On paper the project looks promising, offering the prospect of distinct improvements.
- What should the balance be between: Vehicular capacity, parking (on-street), bicycle, and pedestrian travel?
- How can downtown become a more appealing place to live, work, shop, and play while continuing to move people and goods?
- What would enhance circulation, mobility, and safety for pedestrians, bicyclists, and transit users to and through downtown?
People travel in multiple ways, and want to feel they have a menu of choices for "how to get there." Hopefully the study will look at the whole system and honor the fact that people and their mobility choices are not monolithic, and that for downtown, it matters less how they get there and more that lots of people get there and find it easy to get there.
The existing system instead tends to enforce travel by drive-alone car trip - most people don't feel they really have a choice. If the Eugene downtown pedestrian mall was one kind of failed monoculture, the ways Salem's downtown is too much like an auto mall is another kind of failed monoculture.

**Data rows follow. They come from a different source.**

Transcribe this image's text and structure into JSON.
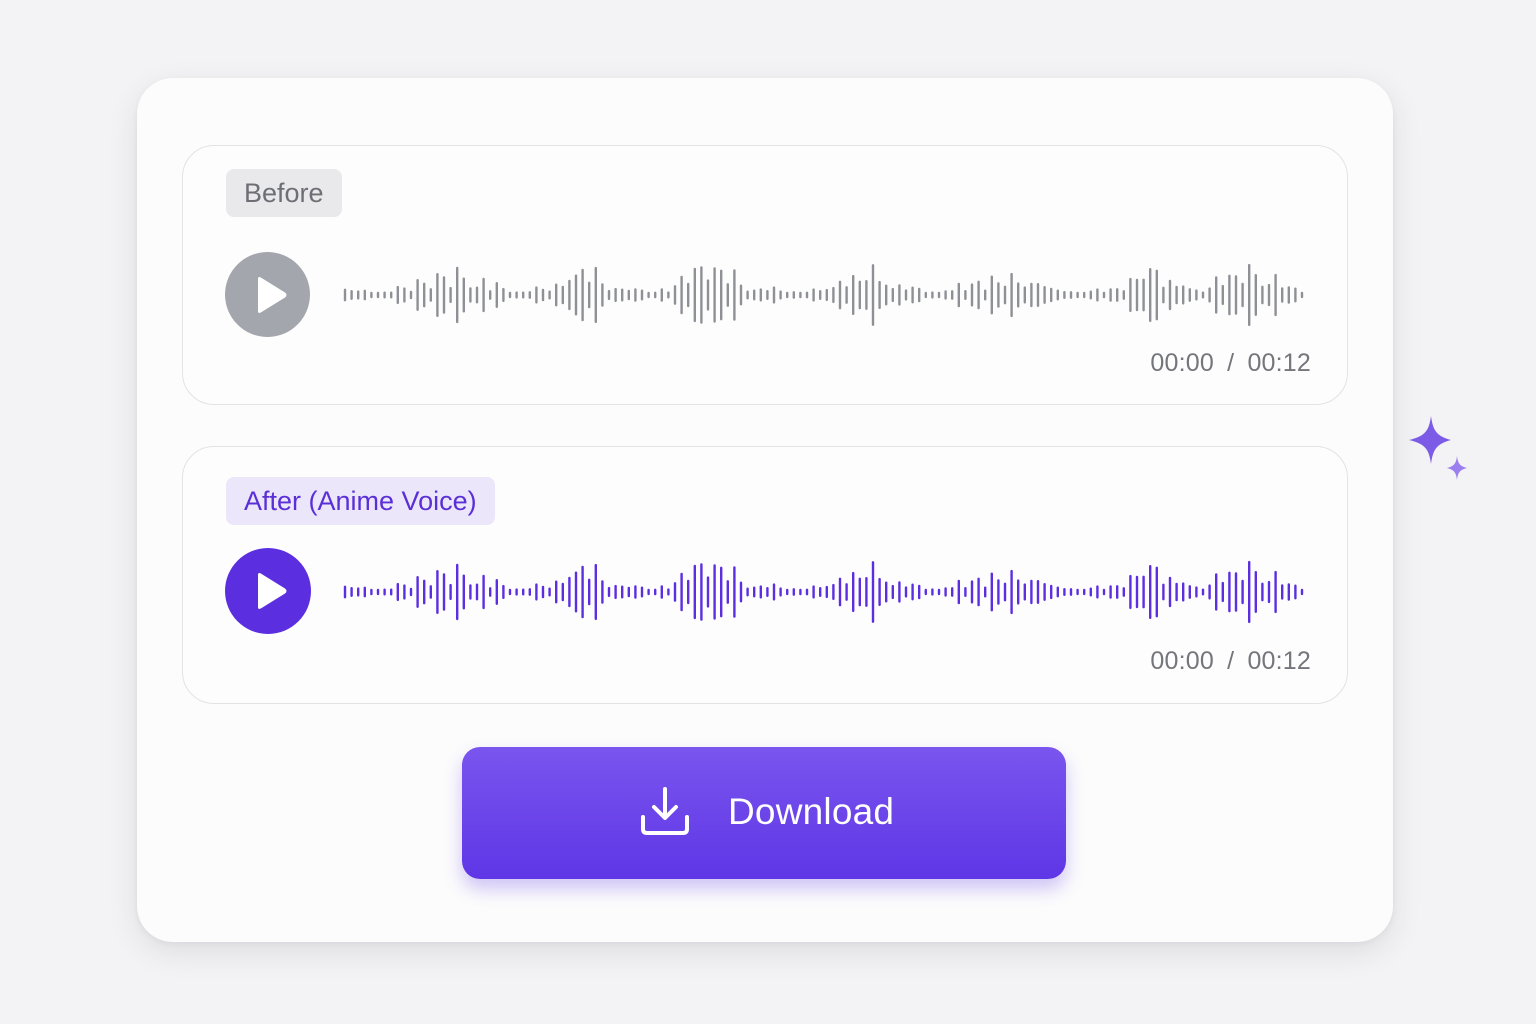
{
  "before": {
    "label": "Before",
    "time_current": "00:00",
    "time_separator": "/",
    "time_total": "00:12",
    "icon": "play-icon",
    "color": "#8f9096",
    "button_color": "#a4a6ad"
  },
  "after": {
    "label": "After (Anime Voice)",
    "time_current": "00:00",
    "time_separator": "/",
    "time_total": "00:12",
    "icon": "play-icon",
    "color": "#5b2fe0",
    "button_color": "#5b2fe0"
  },
  "download": {
    "label": "Download",
    "icon": "download-icon",
    "color": "#6a41ea"
  },
  "decor": {
    "icon": "sparkle-icon",
    "color": "#7c5be6"
  }
}
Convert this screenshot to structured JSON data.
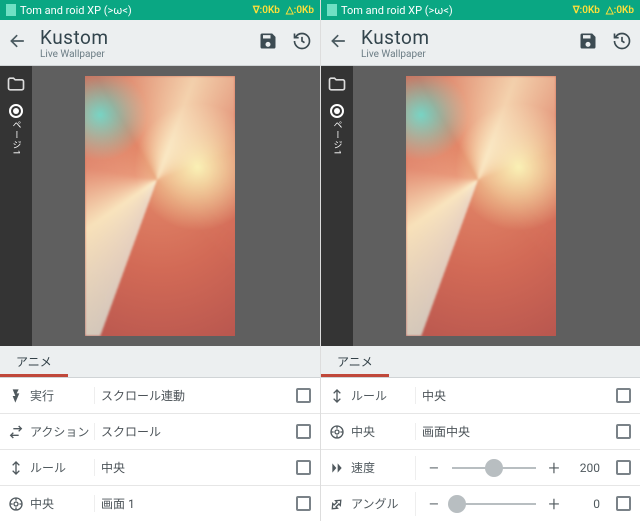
{
  "statusbar": {
    "title": "Tom and roid XP (>ω<)",
    "down": "∇:0Kb",
    "up": "△:0Kb"
  },
  "topbar": {
    "app": "Kustom",
    "sub": "Live Wallpaper"
  },
  "sidebar": {
    "page_label": "ページ1"
  },
  "tab": "アニメ",
  "left": {
    "rows": [
      {
        "label": "実行",
        "value": "スクロール連動"
      },
      {
        "label": "アクション",
        "value": "スクロール"
      },
      {
        "label": "ルール",
        "value": "中央"
      },
      {
        "label": "中央",
        "value": "画面 1"
      }
    ]
  },
  "right": {
    "rows": [
      {
        "label": "ルール",
        "value": "中央"
      },
      {
        "label": "中央",
        "value": "画面中央"
      }
    ],
    "sliders": [
      {
        "label": "速度",
        "value": "200",
        "pos": 50
      },
      {
        "label": "アングル",
        "value": "0",
        "pos": 6
      }
    ]
  }
}
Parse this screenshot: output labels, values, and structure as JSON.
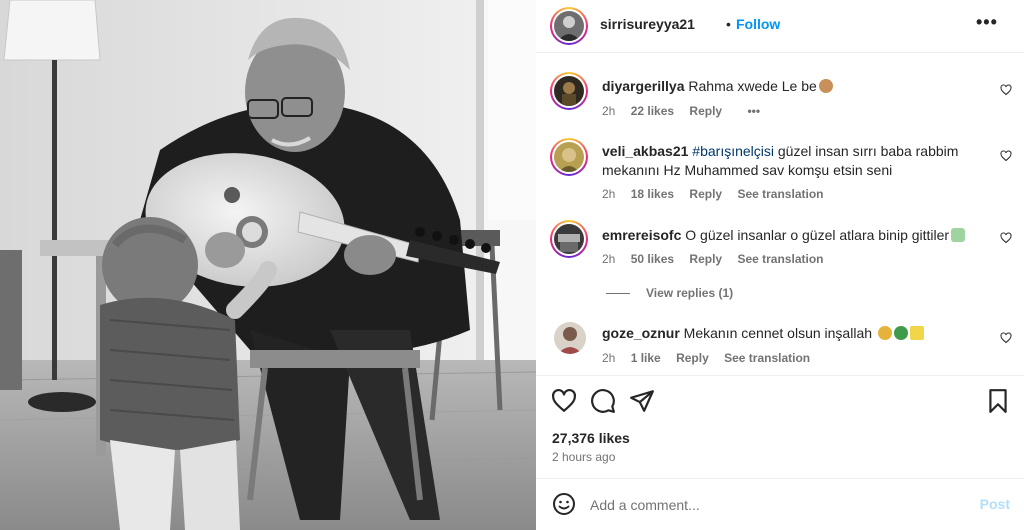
{
  "post": {
    "author": "sirrisureyya21",
    "separator": "•",
    "follow_label": "Follow",
    "more_label": "•••"
  },
  "comments": [
    {
      "user": "diyargerillya",
      "text": "Rahma xwede Le be",
      "time": "2h",
      "likes": "22 likes",
      "reply": "Reply",
      "extra": "•••",
      "emoji_color": "#c98f5a"
    },
    {
      "user": "veli_akbas21",
      "hashtag": "#barışınelçisi",
      "text": "güzel insan sırrı baba rabbim mekanını Hz Muhammed sav komşu etsin seni",
      "time": "2h",
      "likes": "18 likes",
      "reply": "Reply",
      "translate": "See translation"
    },
    {
      "user": "emrereisofc",
      "text": "O güzel insanlar o güzel atlara binip gittiler",
      "time": "2h",
      "likes": "50 likes",
      "reply": "Reply",
      "translate": "See translation",
      "emoji_color": "#9fd3a0",
      "view_replies": "View replies (1)"
    },
    {
      "user": "goze_oznur",
      "text": "Mekanın cennet olsun inşallah",
      "time": "2h",
      "likes": "1 like",
      "reply": "Reply",
      "translate": "See translation"
    }
  ],
  "stats": {
    "likes": "27,376 likes",
    "posted": "2 hours ago"
  },
  "composer": {
    "placeholder": "Add a comment...",
    "post_label": "Post"
  },
  "icons": {
    "like": "heart-icon",
    "comment": "comment-icon",
    "share": "share-icon",
    "save": "bookmark-icon",
    "emoji": "emoji-icon"
  }
}
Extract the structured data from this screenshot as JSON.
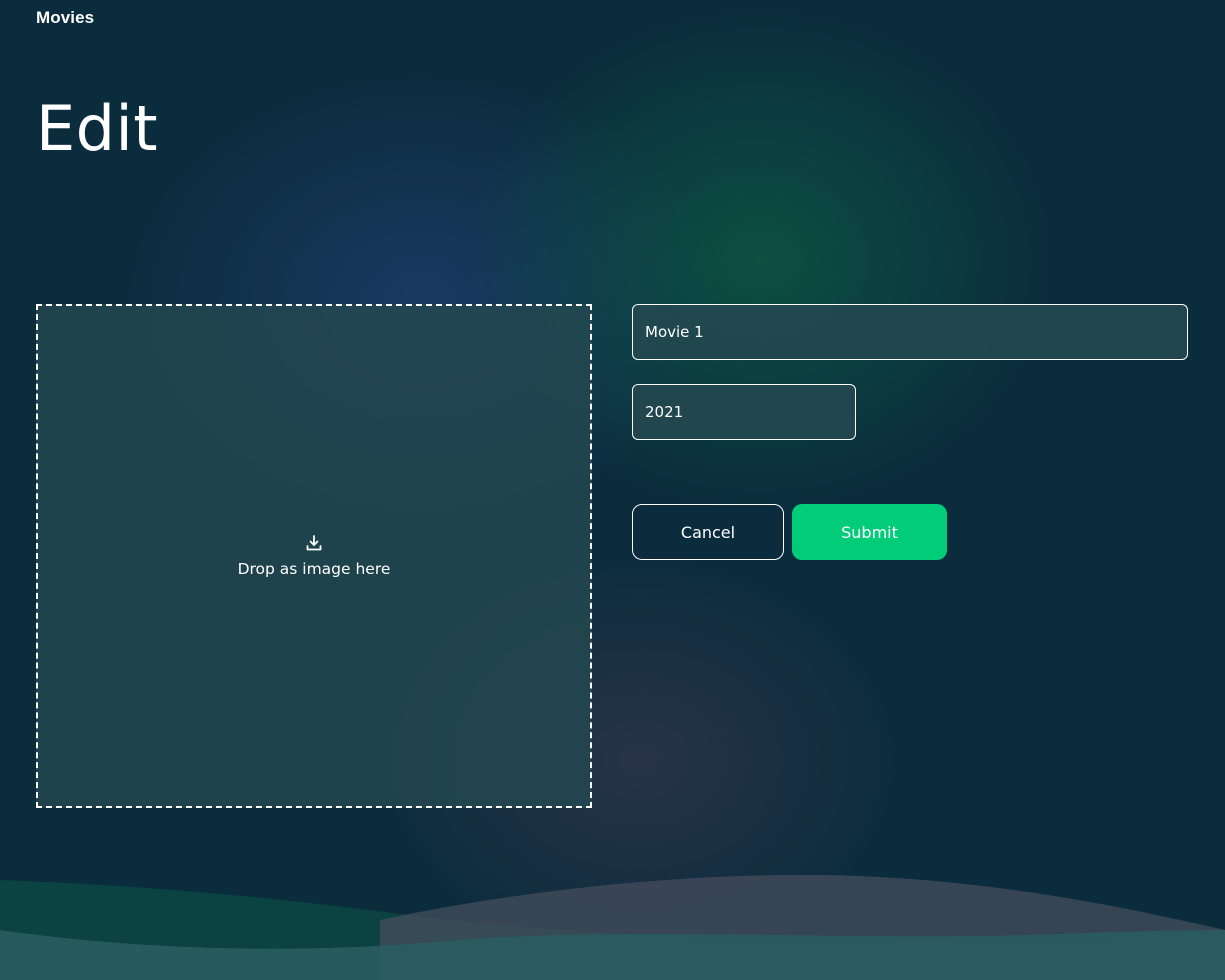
{
  "header": {
    "brand": "Movies"
  },
  "page": {
    "title": "Edit"
  },
  "dropzone": {
    "icon": "download-icon",
    "label": "Drop as image here"
  },
  "form": {
    "title_value": "Movie 1",
    "year_value": "2021",
    "cancel_label": "Cancel",
    "submit_label": "Submit"
  },
  "colors": {
    "background": "#0b2c3d",
    "accent": "#00cc7a",
    "field_bg": "#224650"
  }
}
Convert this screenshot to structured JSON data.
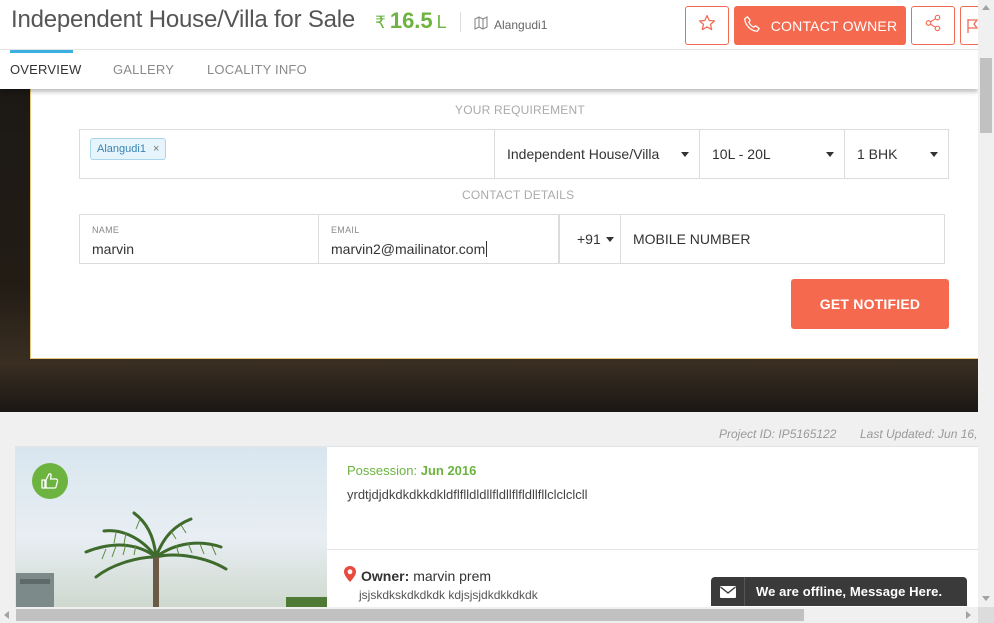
{
  "header": {
    "title": "Independent House/Villa for Sale",
    "currency_symbol": "₹",
    "price": "16.5",
    "price_unit": "L",
    "location": "Alangudi1",
    "contact_label": "CONTACT OWNER",
    "accent_color": "#f5694f",
    "price_color": "#6cb33f"
  },
  "tabs": [
    {
      "label": "OVERVIEW",
      "active": true
    },
    {
      "label": "GALLERY",
      "active": false
    },
    {
      "label": "LOCALITY INFO",
      "active": false
    }
  ],
  "form": {
    "requirement_heading": "YOUR REQUIREMENT",
    "location_tag": "Alangudi1",
    "tag_remove": "×",
    "property_type": "Independent House/Villa",
    "budget": "10L - 20L",
    "bedrooms": "1 BHK",
    "contact_heading": "CONTACT DETAILS",
    "name_label": "NAME",
    "name_value": "marvin",
    "email_label": "EMAIL",
    "email_value": "marvin2@mailinator.com",
    "country_code": "+91",
    "mobile_placeholder": "MOBILE NUMBER",
    "submit_label": "GET NOTIFIED"
  },
  "meta": {
    "project_id": "Project ID: IP5165122",
    "last_updated": "Last Updated: Jun 16,"
  },
  "listing": {
    "possession_label": "Possession:",
    "possession_value": "Jun 2016",
    "description": "yrdtjdjdkdkdkkdkldflflldldllfldllflfldllfllclclclcll",
    "owner_label": "Owner:",
    "owner_name": "marvin prem",
    "owner_description": "jsjskdkskdkdkdk kdjsjsjdkdkkdkdk"
  },
  "chat": {
    "label": "We are offline, Message Here."
  }
}
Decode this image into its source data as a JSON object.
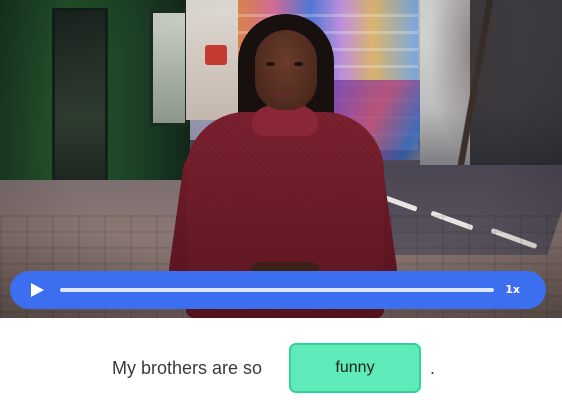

The mobility study needs to be people-focused, not engine-focused, with a recognition that robust mobility choice is central for a lively, diverse downtown.